[Opening GIVEN RECORDS section]
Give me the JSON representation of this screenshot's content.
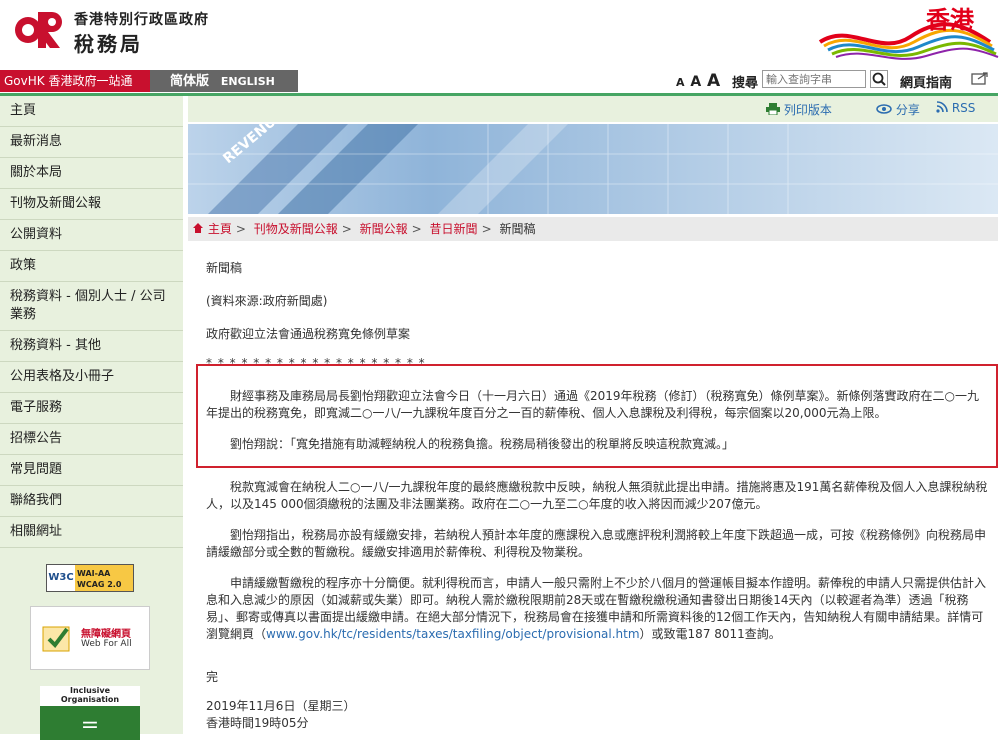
{
  "header": {
    "dept_line1": "香港特別行政區政府",
    "dept_name": "稅務局",
    "brand": "香港"
  },
  "topbar": {
    "govhk": "GovHK 香港政府一站通",
    "lang_simplified": "简体版",
    "lang_english": "ENGLISH",
    "font_sizes": [
      "A",
      "A",
      "A"
    ],
    "search_label": "搜尋",
    "search_placeholder": "輸入查詢字串",
    "sitemap": "網頁指南"
  },
  "sidebar": {
    "items": [
      {
        "label": "主頁"
      },
      {
        "label": "最新消息"
      },
      {
        "label": "關於本局"
      },
      {
        "label": "刊物及新聞公報"
      },
      {
        "label": "公開資料"
      },
      {
        "label": "政策"
      },
      {
        "label": "稅務資料 - 個別人士 / 公司業務"
      },
      {
        "label": "稅務資料 - 其他"
      },
      {
        "label": "公用表格及小冊子"
      },
      {
        "label": "電子服務"
      },
      {
        "label": "招標公告"
      },
      {
        "label": "常見問題"
      },
      {
        "label": "聯絡我們"
      },
      {
        "label": "相關網址"
      }
    ],
    "badges": {
      "wcag": "WAI-AA WCAG 2.0",
      "w3c": "W3C",
      "web_for_all_cn": "無障礙網頁",
      "web_for_all_en": "Web For All",
      "inclusive": "Inclusive Organisation"
    }
  },
  "toolbar": {
    "print": "列印版本",
    "share": "分享",
    "rss": "RSS"
  },
  "banner": {
    "revenue": "REVENUE"
  },
  "breadcrumb": [
    "主頁",
    "刊物及新聞公報",
    "新聞公報",
    "昔日新聞",
    "新聞稿"
  ],
  "article": {
    "heading": "新聞稿",
    "source": "(資料來源:政府新聞處)",
    "title": "政府歡迎立法會通過稅務寬免條例草案",
    "stars": "* * * * * * * * * * * * * * * * * * *",
    "p1": "財經事務及庫務局局長劉怡翔歡迎立法會今日（十一月六日）通過《2019年稅務（修訂）（稅務寬免）條例草案》。新條例落實政府在二○一九年提出的稅務寬免，即寬減二○一八/一九課稅年度百分之一百的薪俸稅、個人入息課稅及利得稅，每宗個案以20,000元為上限。",
    "p2": "劉怡翔說：「寬免措施有助減輕納稅人的稅務負擔。稅務局稍後發出的稅單將反映這稅款寬減。」",
    "p3": "稅款寬減會在納稅人二○一八/一九課稅年度的最終應繳稅款中反映，納稅人無須就此提出申請。措施將惠及191萬名薪俸稅及個人入息課稅納稅人，以及145 000個須繳稅的法團及非法團業務。政府在二○一九至二○年度的收入將因而減少207億元。",
    "p4": "劉怡翔指出，稅務局亦設有緩繳安排，若納稅人預計本年度的應課稅入息或應評稅利潤將較上年度下跌超過一成，可按《稅務條例》向稅務局申請緩繳部分或全數的暫繳稅。緩繳安排適用於薪俸稅、利得稅及物業稅。",
    "p5_a": "申請緩繳暫繳稅的程序亦十分簡便。就利得稅而言，申請人一般只需附上不少於八個月的營運帳目擬本作證明。薪俸稅的申請人只需提供估計入息和入息減少的原因（如減薪或失業）即可。納稅人需於繳稅限期前28天或在暫繳稅繳稅通知書發出日期後14天內（以較遲者為準）透過「稅務易」、郵寄或傳真以書面提出緩繳申請。在絕大部分情況下，稅務局會在接獲申請和所需資料後的12個工作天內，告知納稅人有關申請結果。詳情可瀏覽網頁（",
    "p5_link": "www.gov.hk/tc/residents/taxes/taxfiling/object/provisional.htm",
    "p5_b": "）或致電187 8011查詢。",
    "end": "完",
    "date": "2019年11月6日（星期三）",
    "time": "香港時間19時05分"
  },
  "colors": {
    "brand_red": "#c8102e",
    "green": "#46a563",
    "sidebar_bg": "#e8f1de",
    "highlight": "#d0212e",
    "link": "#2b6cb0"
  }
}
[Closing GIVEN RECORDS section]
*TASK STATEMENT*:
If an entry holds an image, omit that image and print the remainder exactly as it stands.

*REPLY TO THE TASK*:
Give me the JSON representation of this screenshot's content.
{
  "header": {
    "dept_line1": "香港特別行政區政府",
    "dept_name": "稅務局",
    "brand": "香港"
  },
  "topbar": {
    "govhk": "GovHK 香港政府一站通",
    "lang_simplified": "简体版",
    "lang_english": "ENGLISH",
    "font_sizes": [
      "A",
      "A",
      "A"
    ],
    "search_label": "搜尋",
    "search_placeholder": "輸入查詢字串",
    "sitemap": "網頁指南"
  },
  "sidebar": {
    "items": [
      {
        "label": "主頁"
      },
      {
        "label": "最新消息"
      },
      {
        "label": "關於本局"
      },
      {
        "label": "刊物及新聞公報"
      },
      {
        "label": "公開資料"
      },
      {
        "label": "政策"
      },
      {
        "label": "稅務資料 - 個別人士 / 公司業務"
      },
      {
        "label": "稅務資料 - 其他"
      },
      {
        "label": "公用表格及小冊子"
      },
      {
        "label": "電子服務"
      },
      {
        "label": "招標公告"
      },
      {
        "label": "常見問題"
      },
      {
        "label": "聯絡我們"
      },
      {
        "label": "相關網址"
      }
    ],
    "badges": {
      "wcag": "WAI-AA WCAG 2.0",
      "w3c": "W3C",
      "web_for_all_cn": "無障礙網頁",
      "web_for_all_en": "Web For All",
      "inclusive": "Inclusive Organisation"
    }
  },
  "toolbar": {
    "print": "列印版本",
    "share": "分享",
    "rss": "RSS"
  },
  "banner": {
    "revenue": "REVENUE"
  },
  "breadcrumb": [
    "主頁",
    "刊物及新聞公報",
    "新聞公報",
    "昔日新聞",
    "新聞稿"
  ],
  "article": {
    "heading": "新聞稿",
    "source": "(資料來源:政府新聞處)",
    "title": "政府歡迎立法會通過稅務寬免條例草案",
    "stars": "* * * * * * * * * * * * * * * * * * *",
    "p1": "財經事務及庫務局局長劉怡翔歡迎立法會今日（十一月六日）通過《2019年稅務（修訂）（稅務寬免）條例草案》。新條例落實政府在二○一九年提出的稅務寬免，即寬減二○一八/一九課稅年度百分之一百的薪俸稅、個人入息課稅及利得稅，每宗個案以20,000元為上限。",
    "p2": "劉怡翔說：「寬免措施有助減輕納稅人的稅務負擔。稅務局稍後發出的稅單將反映這稅款寬減。」",
    "p3": "稅款寬減會在納稅人二○一八/一九課稅年度的最終應繳稅款中反映，納稅人無須就此提出申請。措施將惠及191萬名薪俸稅及個人入息課稅納稅人，以及145 000個須繳稅的法團及非法團業務。政府在二○一九至二○年度的收入將因而減少207億元。",
    "p4": "劉怡翔指出，稅務局亦設有緩繳安排，若納稅人預計本年度的應課稅入息或應評稅利潤將較上年度下跌超過一成，可按《稅務條例》向稅務局申請緩繳部分或全數的暫繳稅。緩繳安排適用於薪俸稅、利得稅及物業稅。",
    "p5_a": "申請緩繳暫繳稅的程序亦十分簡便。就利得稅而言，申請人一般只需附上不少於八個月的營運帳目擬本作證明。薪俸稅的申請人只需提供估計入息和入息減少的原因（如減薪或失業）即可。納稅人需於繳稅限期前28天或在暫繳稅繳稅通知書發出日期後14天內（以較遲者為準）透過「稅務易」、郵寄或傳真以書面提出緩繳申請。在絕大部分情況下，稅務局會在接獲申請和所需資料後的12個工作天內，告知納稅人有關申請結果。詳情可瀏覽網頁（",
    "p5_link": "www.gov.hk/tc/residents/taxes/taxfiling/object/provisional.htm",
    "p5_b": "）或致電187 8011查詢。",
    "end": "完",
    "date": "2019年11月6日（星期三）",
    "time": "香港時間19時05分"
  },
  "colors": {
    "brand_red": "#c8102e",
    "green": "#46a563",
    "sidebar_bg": "#e8f1de",
    "highlight": "#d0212e",
    "link": "#2b6cb0"
  }
}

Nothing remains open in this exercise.